▸ **REQUIRED WORK**
In the entries below, find every line with the string "mybatis" and copy it.

Dataset rows describing interfaces
--- START ---

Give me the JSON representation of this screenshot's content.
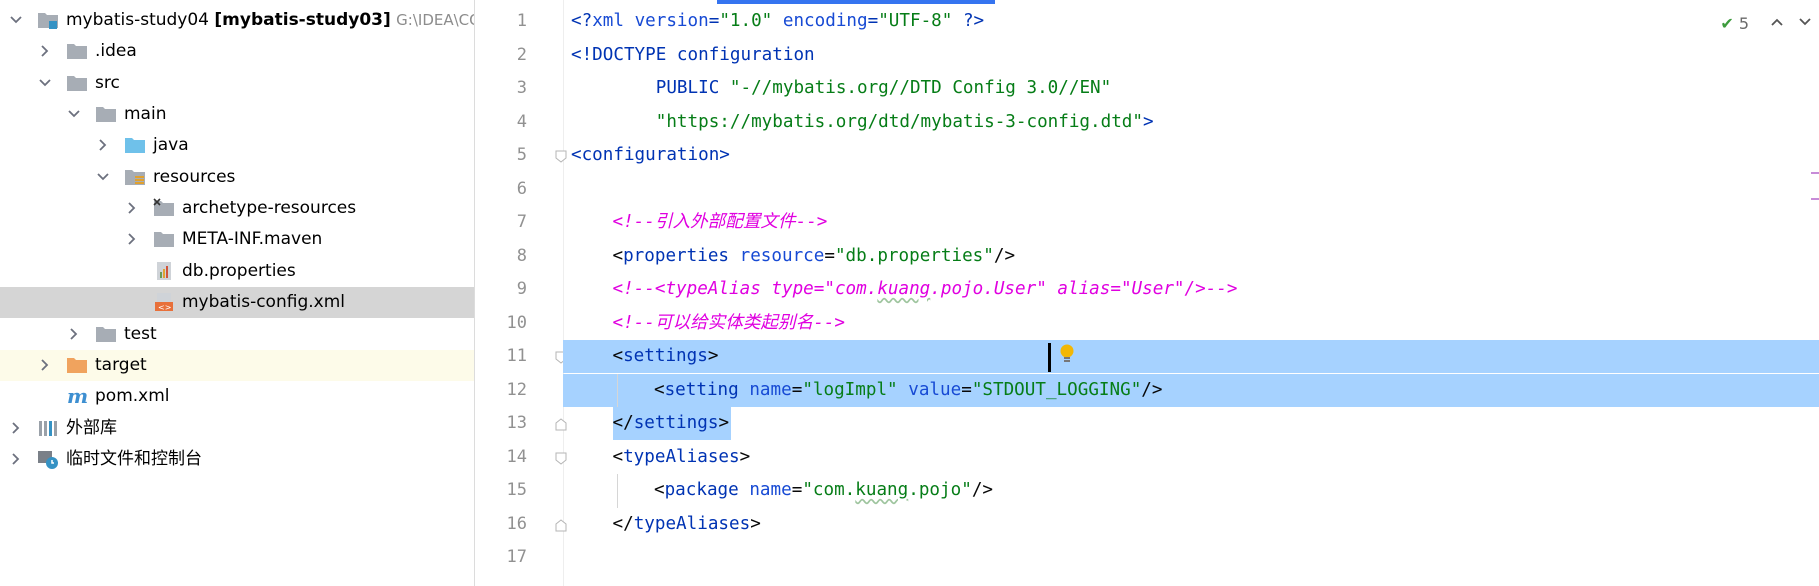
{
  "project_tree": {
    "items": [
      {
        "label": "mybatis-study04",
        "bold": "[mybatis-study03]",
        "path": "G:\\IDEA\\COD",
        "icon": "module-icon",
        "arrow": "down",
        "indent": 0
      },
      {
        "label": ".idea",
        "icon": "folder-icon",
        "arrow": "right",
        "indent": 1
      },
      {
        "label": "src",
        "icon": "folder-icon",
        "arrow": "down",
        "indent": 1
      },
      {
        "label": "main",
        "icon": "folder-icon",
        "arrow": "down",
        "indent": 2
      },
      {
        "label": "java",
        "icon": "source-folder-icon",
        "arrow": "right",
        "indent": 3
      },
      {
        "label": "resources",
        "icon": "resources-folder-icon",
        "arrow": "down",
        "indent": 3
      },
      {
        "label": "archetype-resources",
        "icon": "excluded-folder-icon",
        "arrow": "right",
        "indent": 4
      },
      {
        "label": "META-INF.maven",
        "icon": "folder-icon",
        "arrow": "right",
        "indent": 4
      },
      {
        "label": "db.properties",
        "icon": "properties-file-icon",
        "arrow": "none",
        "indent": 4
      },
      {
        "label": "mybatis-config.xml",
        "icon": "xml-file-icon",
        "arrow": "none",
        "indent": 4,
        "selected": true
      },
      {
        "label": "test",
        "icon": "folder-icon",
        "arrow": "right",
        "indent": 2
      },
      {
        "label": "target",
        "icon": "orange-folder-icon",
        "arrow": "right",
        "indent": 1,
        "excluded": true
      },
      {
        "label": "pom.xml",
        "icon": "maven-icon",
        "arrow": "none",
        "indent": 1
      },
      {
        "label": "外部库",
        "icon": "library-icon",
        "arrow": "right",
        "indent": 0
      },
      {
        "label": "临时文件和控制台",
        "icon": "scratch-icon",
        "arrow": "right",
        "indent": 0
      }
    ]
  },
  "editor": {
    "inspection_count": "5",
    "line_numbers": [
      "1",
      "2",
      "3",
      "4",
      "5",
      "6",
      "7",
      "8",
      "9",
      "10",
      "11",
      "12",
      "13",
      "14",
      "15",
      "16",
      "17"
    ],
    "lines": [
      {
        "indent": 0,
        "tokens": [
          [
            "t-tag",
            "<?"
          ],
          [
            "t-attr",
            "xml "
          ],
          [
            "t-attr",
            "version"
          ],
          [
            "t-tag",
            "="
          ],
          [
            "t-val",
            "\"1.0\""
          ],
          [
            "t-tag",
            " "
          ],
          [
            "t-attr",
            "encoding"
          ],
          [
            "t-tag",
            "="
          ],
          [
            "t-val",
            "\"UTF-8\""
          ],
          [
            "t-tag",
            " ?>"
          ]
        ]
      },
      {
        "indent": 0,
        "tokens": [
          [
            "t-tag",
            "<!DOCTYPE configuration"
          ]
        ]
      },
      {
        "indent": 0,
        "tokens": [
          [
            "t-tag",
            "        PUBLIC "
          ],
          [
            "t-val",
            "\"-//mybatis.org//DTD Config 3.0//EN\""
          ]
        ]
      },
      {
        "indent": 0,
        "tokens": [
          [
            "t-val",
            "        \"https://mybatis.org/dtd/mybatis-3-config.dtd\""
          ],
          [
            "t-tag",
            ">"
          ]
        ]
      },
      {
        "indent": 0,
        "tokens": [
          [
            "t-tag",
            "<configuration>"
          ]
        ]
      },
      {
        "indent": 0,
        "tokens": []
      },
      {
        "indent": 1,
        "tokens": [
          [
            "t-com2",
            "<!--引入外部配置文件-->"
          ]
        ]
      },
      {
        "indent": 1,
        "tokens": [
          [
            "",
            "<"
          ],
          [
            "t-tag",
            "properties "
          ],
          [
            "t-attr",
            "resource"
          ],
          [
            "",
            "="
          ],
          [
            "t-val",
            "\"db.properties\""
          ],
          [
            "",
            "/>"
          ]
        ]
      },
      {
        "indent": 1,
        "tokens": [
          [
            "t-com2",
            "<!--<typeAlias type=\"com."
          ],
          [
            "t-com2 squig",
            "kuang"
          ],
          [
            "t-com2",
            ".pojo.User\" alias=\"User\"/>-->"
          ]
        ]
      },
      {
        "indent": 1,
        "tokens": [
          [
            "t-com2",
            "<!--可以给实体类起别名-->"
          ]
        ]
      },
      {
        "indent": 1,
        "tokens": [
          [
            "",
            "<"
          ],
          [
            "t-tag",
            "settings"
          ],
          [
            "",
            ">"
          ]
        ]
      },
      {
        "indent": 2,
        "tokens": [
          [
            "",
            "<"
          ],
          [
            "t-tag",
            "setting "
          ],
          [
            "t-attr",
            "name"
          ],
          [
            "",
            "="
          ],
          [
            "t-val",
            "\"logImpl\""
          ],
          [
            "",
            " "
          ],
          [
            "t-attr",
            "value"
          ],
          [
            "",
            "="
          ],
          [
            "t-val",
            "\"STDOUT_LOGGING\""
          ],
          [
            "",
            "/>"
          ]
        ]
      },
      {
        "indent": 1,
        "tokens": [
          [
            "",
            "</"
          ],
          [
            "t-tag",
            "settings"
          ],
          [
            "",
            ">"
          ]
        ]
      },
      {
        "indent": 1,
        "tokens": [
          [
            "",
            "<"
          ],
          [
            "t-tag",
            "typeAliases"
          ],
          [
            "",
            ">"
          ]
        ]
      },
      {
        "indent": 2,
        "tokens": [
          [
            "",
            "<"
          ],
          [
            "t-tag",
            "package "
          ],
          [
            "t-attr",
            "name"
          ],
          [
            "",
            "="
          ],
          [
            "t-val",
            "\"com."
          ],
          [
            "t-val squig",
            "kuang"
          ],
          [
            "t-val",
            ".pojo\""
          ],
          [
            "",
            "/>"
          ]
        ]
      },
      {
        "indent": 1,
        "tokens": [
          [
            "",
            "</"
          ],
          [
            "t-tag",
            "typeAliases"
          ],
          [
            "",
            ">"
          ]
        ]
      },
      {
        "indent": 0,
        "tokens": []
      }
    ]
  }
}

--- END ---

▸ **ANSWER TO THE PROBLEM**
        "label": "mybatis-study04",
        "bold": "[mybatis-study03]",
        "label": "mybatis-config.xml",
            "\"-//mybatis.org//DTD Config 3.0//EN\""
            "        \"https://mybatis.org/dtd/mybatis-3-config.dtd\""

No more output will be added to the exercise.